Page and application data records
--*--

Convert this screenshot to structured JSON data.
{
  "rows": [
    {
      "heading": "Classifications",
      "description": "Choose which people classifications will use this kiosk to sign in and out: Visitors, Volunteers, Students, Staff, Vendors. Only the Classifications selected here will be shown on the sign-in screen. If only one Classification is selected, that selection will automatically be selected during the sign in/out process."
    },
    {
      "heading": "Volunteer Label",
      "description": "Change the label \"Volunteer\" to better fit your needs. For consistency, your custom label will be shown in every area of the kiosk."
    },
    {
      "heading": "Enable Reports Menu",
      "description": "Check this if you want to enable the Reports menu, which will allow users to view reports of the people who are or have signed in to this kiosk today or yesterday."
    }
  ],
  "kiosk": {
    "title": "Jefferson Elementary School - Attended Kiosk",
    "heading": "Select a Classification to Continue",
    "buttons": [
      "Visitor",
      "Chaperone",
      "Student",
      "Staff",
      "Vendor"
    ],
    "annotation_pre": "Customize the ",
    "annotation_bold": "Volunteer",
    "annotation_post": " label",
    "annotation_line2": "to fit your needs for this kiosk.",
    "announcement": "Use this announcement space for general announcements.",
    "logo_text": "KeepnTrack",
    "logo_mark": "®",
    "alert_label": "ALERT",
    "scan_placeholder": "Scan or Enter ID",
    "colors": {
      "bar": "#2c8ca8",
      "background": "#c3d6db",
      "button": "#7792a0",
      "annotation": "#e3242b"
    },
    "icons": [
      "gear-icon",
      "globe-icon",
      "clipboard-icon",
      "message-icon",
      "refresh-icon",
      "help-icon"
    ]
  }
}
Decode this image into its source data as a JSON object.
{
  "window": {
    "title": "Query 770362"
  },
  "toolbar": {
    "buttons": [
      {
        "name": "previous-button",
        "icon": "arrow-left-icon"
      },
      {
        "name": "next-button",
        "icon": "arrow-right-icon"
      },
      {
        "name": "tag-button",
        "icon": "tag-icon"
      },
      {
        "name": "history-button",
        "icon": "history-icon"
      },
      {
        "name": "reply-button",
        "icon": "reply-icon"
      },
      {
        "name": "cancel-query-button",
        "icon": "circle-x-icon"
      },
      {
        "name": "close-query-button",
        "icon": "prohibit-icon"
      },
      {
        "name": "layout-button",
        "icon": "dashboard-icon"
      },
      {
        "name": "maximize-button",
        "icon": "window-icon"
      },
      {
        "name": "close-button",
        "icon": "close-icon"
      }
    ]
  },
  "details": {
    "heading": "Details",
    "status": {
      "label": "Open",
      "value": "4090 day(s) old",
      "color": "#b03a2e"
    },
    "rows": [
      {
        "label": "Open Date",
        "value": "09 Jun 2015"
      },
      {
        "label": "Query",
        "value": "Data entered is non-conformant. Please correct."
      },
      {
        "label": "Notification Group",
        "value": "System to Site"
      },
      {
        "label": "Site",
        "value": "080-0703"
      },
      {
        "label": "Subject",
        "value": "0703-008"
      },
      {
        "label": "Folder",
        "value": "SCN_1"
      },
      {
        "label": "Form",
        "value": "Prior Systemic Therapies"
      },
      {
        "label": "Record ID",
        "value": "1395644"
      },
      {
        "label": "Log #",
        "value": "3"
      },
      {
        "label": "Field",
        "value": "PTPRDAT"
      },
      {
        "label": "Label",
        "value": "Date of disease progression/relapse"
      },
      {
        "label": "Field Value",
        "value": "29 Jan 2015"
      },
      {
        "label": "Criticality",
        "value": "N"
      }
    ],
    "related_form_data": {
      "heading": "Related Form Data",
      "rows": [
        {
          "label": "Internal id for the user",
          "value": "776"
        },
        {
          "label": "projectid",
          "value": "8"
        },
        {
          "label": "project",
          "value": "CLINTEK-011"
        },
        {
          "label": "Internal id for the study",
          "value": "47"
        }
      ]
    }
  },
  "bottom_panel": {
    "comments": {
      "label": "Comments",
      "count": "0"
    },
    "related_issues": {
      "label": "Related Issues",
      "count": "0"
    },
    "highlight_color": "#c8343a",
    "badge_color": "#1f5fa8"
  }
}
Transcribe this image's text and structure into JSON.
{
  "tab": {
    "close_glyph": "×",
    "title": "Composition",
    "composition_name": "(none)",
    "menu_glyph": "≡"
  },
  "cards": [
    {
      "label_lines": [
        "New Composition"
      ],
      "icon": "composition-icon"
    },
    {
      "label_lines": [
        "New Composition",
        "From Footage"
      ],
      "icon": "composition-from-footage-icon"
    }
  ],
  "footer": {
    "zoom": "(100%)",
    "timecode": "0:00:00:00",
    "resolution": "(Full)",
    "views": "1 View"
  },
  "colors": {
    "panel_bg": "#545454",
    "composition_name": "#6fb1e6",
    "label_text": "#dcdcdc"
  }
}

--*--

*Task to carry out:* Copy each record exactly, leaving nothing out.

*Response to the exercise:*
Convert this screenshot to structured JSON data.
{
  "rows": [
    {
      "heading": "Classifications",
      "description": "Choose which people classifications will use this kiosk to sign in and out: Visitors, Volunteers, Students, Staff, Vendors. Only the Classifications selected here will be shown on the sign-in screen. If only one Classification is selected, that selection will automatically be selected during the sign in/out process."
    },
    {
      "heading": "Volunteer Label",
      "description": "Change the label \"Volunteer\" to better fit your needs. For consistency, your custom label will be shown in every area of the kiosk."
    },
    {
      "heading": "Enable Reports Menu",
      "description": "Check this if you want to enable the Reports menu, which will allow users to view reports of the people who are or have signed in to this kiosk today or yesterday."
    }
  ],
  "kiosk": {
    "title": "Jefferson Elementary School - Attended Kiosk",
    "heading": "Select a Classification to Continue",
    "buttons": [
      "Visitor",
      "Chaperone",
      "Student",
      "Staff",
      "Vendor"
    ],
    "annotation_pre": "Customize the ",
    "annotation_bold": "Volunteer",
    "annotation_post": " label",
    "annotation_line2": "to fit your needs for this kiosk.",
    "announcement": "Use this announcement space for general announcements.",
    "logo_text": "KeepnTrack",
    "logo_mark": "®",
    "alert_label": "ALERT",
    "scan_placeholder": "Scan or Enter ID",
    "colors": {
      "bar": "#2c8ca8",
      "background": "#c3d6db",
      "button": "#7792a0",
      "annotation": "#e3242b"
    },
    "icons": [
      "gear-icon",
      "globe-icon",
      "clipboard-icon",
      "message-icon",
      "refresh-icon",
      "help-icon"
    ]
  }
}
Decode this image into its source data as a JSON object.
{
  "window": {
    "title": "Query 770362"
  },
  "toolbar": {
    "buttons": [
      {
        "name": "previous-button",
        "icon": "arrow-left-icon"
      },
      {
        "name": "next-button",
        "icon": "arrow-right-icon"
      },
      {
        "name": "tag-button",
        "icon": "tag-icon"
      },
      {
        "name": "history-button",
        "icon": "history-icon"
      },
      {
        "name": "reply-button",
        "icon": "reply-icon"
      },
      {
        "name": "cancel-query-button",
        "icon": "circle-x-icon"
      },
      {
        "name": "close-query-button",
        "icon": "prohibit-icon"
      },
      {
        "name": "layout-button",
        "icon": "dashboard-icon"
      },
      {
        "name": "maximize-button",
        "icon": "window-icon"
      },
      {
        "name": "close-button",
        "icon": "close-icon"
      }
    ]
  },
  "details": {
    "heading": "Details",
    "status": {
      "label": "Open",
      "value": "4090 day(s) old",
      "color": "#b03a2e"
    },
    "rows": [
      {
        "label": "Open Date",
        "value": "09 Jun 2015"
      },
      {
        "label": "Query",
        "value": "Data entered is non-conformant. Please correct."
      },
      {
        "label": "Notification Group",
        "value": "System to Site"
      },
      {
        "label": "Site",
        "value": "080-0703"
      },
      {
        "label": "Subject",
        "value": "0703-008"
      },
      {
        "label": "Folder",
        "value": "SCN_1"
      },
      {
        "label": "Form",
        "value": "Prior Systemic Therapies"
      },
      {
        "label": "Record ID",
        "value": "1395644"
      },
      {
        "label": "Log #",
        "value": "3"
      },
      {
        "label": "Field",
        "value": "PTPRDAT"
      },
      {
        "label": "Label",
        "value": "Date of disease progression/relapse"
      },
      {
        "label": "Field Value",
        "value": "29 Jan 2015"
      },
      {
        "label": "Criticality",
        "value": "N"
      }
    ],
    "related_form_data": {
      "heading": "Related Form Data",
      "rows": [
        {
          "label": "Internal id for the user",
          "value": "776"
        },
        {
          "label": "projectid",
          "value": "8"
        },
        {
          "label": "project",
          "value": "CLINTEK-011"
        },
        {
          "label": "Internal id for the study",
          "value": "47"
        }
      ]
    }
  },
  "bottom_panel": {
    "comments": {
      "label": "Comments",
      "count": "0"
    },
    "related_issues": {
      "label": "Related Issues",
      "count": "0"
    },
    "highlight_color": "#c8343a",
    "badge_color": "#1f5fa8"
  }
}
Transcribe this image's text and structure into JSON.
{
  "tab": {
    "close_glyph": "×",
    "title": "Composition",
    "composition_name": "(none)",
    "menu_glyph": "≡"
  },
  "cards": [
    {
      "label_lines": [
        "New Composition"
      ],
      "icon": "composition-icon"
    },
    {
      "label_lines": [
        "New Composition",
        "From Footage"
      ],
      "icon": "composition-from-footage-icon"
    }
  ],
  "footer": {
    "zoom": "(100%)",
    "timecode": "0:00:00:00",
    "resolution": "(Full)",
    "views": "1 View"
  },
  "colors": {
    "panel_bg": "#545454",
    "composition_name": "#6fb1e6",
    "label_text": "#dcdcdc"
  }
}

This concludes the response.